What situations might arise in which this would be appropriate? Imminent threat to staff, imminent threat to other patients, these types of circumstances, unless there's a an inpatient consultation with a radical change in medication that could give you hope that these behaviors will never be repeated. Imminent threat, obviously, constitutes a reason to move forward with potential dismissal without an opportunity to change those neighbors, if it's threat, isn't it?
Let's talk about those middle two choices. That would be where you communicate with the patient in an attempt to salvage the therapeutic relationship, if the behaviors can be changed.
We want to communicate with the patient. Set the boundaries first before that conversation starts. Know what you're going to say. Outline very specifically, what the behaviors are that are intolerable. Then what the consequences would be if they aren't changed, and what the consequences will be if they are changed.
Communicate with that patient, I recommend communicating verbally, after you've already determined those boundaries, and maybe you go ahead and write that out so that you can follow a script in the conversation. It's very clear which way the conversation is going.
Try to avoid emotional language or subjective language, you want to be very objective and be very calm. If possible, focus a conversation about the patient's well‑being and why these behaviors are undermining the therapeutic relationship that would offer the patient high‑quality care.
Obviously, if the patient changes the behaviors after such a conversation, then that's wonderful. The therapeutic relationship may actually be stronger because of that conversation, and moving through that conflict.

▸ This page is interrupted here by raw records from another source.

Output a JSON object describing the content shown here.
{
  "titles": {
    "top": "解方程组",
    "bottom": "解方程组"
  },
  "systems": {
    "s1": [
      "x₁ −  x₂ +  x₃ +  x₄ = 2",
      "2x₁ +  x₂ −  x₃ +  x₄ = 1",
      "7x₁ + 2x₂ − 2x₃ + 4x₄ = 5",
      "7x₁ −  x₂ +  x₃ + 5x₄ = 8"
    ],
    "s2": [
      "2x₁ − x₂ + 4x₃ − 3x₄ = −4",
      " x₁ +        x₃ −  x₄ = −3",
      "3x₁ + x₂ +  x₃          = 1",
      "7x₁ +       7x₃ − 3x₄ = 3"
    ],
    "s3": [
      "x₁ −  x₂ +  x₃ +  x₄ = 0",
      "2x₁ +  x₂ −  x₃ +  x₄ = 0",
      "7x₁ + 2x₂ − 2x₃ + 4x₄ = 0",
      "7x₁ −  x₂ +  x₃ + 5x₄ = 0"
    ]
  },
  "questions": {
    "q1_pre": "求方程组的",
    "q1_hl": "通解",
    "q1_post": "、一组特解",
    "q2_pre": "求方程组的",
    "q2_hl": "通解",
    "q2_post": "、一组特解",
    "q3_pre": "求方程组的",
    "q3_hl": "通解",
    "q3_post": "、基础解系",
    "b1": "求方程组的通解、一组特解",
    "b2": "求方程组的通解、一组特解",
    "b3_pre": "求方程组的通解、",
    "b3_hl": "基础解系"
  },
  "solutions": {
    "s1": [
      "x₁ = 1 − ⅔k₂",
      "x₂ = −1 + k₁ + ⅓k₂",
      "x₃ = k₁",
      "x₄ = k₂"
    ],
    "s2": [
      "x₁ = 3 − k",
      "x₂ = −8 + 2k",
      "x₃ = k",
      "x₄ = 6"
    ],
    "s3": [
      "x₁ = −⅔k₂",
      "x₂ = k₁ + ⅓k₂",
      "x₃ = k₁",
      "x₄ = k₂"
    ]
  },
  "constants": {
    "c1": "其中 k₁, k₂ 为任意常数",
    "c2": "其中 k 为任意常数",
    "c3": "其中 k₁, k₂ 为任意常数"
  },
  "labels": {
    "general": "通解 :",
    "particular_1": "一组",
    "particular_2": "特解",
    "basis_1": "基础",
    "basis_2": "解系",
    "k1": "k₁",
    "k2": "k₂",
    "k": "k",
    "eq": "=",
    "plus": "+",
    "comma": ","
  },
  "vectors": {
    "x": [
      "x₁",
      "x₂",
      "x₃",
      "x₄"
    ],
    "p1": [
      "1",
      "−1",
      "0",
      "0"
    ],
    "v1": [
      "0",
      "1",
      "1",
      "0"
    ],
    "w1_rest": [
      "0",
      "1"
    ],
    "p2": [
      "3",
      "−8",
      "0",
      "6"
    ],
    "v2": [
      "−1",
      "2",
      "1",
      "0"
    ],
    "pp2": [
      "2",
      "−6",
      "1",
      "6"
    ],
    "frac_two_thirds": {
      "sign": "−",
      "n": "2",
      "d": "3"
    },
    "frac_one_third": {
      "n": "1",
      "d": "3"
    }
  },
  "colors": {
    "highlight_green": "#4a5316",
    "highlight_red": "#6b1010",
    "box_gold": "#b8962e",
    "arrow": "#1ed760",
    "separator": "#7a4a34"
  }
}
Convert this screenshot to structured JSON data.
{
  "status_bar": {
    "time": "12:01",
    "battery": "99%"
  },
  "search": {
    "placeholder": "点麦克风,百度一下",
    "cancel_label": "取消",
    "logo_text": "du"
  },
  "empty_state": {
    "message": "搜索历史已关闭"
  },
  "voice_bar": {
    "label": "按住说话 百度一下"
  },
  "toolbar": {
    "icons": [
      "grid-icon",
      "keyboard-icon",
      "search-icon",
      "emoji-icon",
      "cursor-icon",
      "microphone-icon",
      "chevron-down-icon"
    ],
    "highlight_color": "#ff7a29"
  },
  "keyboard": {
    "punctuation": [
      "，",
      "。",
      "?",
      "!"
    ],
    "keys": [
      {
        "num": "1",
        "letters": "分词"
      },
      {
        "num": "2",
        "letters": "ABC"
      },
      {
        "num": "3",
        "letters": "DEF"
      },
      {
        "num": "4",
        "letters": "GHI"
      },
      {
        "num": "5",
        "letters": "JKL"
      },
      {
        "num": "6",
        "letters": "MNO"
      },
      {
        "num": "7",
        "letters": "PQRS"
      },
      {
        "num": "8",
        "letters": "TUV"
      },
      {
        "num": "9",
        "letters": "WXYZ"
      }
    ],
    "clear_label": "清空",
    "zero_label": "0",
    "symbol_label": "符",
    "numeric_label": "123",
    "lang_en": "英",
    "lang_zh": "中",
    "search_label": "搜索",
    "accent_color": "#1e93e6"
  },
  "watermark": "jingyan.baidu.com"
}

Unfortunately, not all patients and clinicians can keep it together, so what do we do if they don't agree to move forward under the new Conditions of Participation, or if they do agree to move forward, but they violate the agreement that has been made?
It's appropriate to refer the patient to another clinician for continued care. Again, we talked about that not abandoning the patient to allowing them in our case, a 30 day window to return to the practice if there is an emergency.
You want to communicate with the patient trying to end on a positive note if you can, and in addition to the verbal communication again, remember we said communication documentation two different things.
A written letter to the patient outlining the plan is very important. I would recommend that you send that through certified mail, in order that there's no question as to whether the patient has received it.
Hopefully, we can all handle conflicts with patients in a professional manner, and can offer our patients the best chance to move forward in a positive way. We can certainly protect our staff and other patients from inappropriate behaviors that may be happening in the clinical space.
We want to always keep in mind that we want to, first, do no harm. That doesn't just mean the patient, it also means to our staff or other patients, and ourselves. Balancing all that can be quite a challenge. Reaching out to trusted colleagues. Protecting patient confidentiality all the while, of course, is a valued strategy to help you negotiate these challenging issues with patients.
I promise you, once the issue is resolved, and the conflict is handled, you probably feel a lot better about the situation and realize that you might have been carrying a weight of unresolved conflict that may actually free you once that's finished to provide better care. Hopefully, for that patient, his behavior changes but certainly for the rest of your clinical panel as well.
You'll move forward in a better way to provide the best care that you can. I hope this helps today and good luck with treating your patients.